Studies show that 93% of online experiences start with a search engine query, which adds up to more than 100 billion global searches every month. There are roughly 4.5 billion web pages in existence, and when an Internet user is looking for one particular result, a search engine like Google will use a complex algorithm to scan those billions of pages.
Websites, search engines, and the algorithms that link the two are all created by people, and unfortunately, many have cultural biases. New evidence has come to light showing that search engines tend to reinforce social stereotypes.
In one example, an MBA student named Bonnie Kamona reported that upon searching for “unprofessional hair for work,” Google produced a set of images that was almost exclusively made up of women of color. Her search for “professional hair” provided images of nearly all white women.
Another Internet user shared that her image search for “three black teenagers” revealed countless mug shots, while a search for “three white teenagers” resulted in pictures of young white people smiling and enjoying themselves.
These two experiences are consistent with professional research on search engine bias. In one such study, researchers conducted Google image searches for specific professions and compared the gender distributions in the pictures with those documented in U.S. labor statistics.
For example, more men than women were shown in image results depicting “doctors.” The ratio of male to female doctors in real life was clearly not represented in the Google search results. The same inaccuracy could be found in a search for “nurses.” Put simply, the researchers discovered that image search engines were exaggerating gender stereotypes.
Because a search engine is powered by an algorithm and not a free thinking human being, establishing a solution isn’t as simple as telling Google to present less “stereotypical” results. The problem is more deeply rooted than that.
Jahna Otterbacher, an assistant professor of social information systems at the Open University in Nicosia, Cyprus, suggested that search engine developers must begin to “think critically about each stage of the engineering process and how and why biases could enter them.”
Otterbacher also suggested that developers create automated bias detection methods in order to determine if bias is present in a set of results.

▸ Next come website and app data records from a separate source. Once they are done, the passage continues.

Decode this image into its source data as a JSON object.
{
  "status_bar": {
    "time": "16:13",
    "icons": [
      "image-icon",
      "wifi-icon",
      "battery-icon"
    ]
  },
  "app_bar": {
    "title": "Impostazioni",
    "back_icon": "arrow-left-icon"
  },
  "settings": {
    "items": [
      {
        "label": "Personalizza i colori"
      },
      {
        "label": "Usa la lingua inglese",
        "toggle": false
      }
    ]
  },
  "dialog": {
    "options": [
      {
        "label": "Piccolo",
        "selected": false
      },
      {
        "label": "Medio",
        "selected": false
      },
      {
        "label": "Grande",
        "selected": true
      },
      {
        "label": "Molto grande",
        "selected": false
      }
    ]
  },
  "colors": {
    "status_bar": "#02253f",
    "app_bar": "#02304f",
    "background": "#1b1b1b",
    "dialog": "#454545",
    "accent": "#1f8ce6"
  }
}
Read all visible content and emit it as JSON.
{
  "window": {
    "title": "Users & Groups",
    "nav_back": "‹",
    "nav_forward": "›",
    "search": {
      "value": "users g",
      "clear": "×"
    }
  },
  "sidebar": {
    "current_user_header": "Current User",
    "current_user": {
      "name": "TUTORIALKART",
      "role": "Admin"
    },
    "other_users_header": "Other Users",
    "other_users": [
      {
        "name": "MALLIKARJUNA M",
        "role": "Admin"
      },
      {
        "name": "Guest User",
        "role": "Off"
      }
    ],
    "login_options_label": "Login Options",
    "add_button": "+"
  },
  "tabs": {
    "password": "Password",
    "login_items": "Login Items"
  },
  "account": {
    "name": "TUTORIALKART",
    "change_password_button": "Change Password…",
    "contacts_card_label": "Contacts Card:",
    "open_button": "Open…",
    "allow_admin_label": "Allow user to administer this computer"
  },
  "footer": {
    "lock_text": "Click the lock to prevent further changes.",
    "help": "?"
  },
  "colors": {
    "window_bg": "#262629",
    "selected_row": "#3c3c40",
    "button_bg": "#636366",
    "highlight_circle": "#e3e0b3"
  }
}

“Like us, algorithms can be biased,” she said. “The reasons can be complicated – bad or biased training data, reliance on proxies, biased user feedback – and the ways to address them may look little like the ways we address the biases in ourselves.”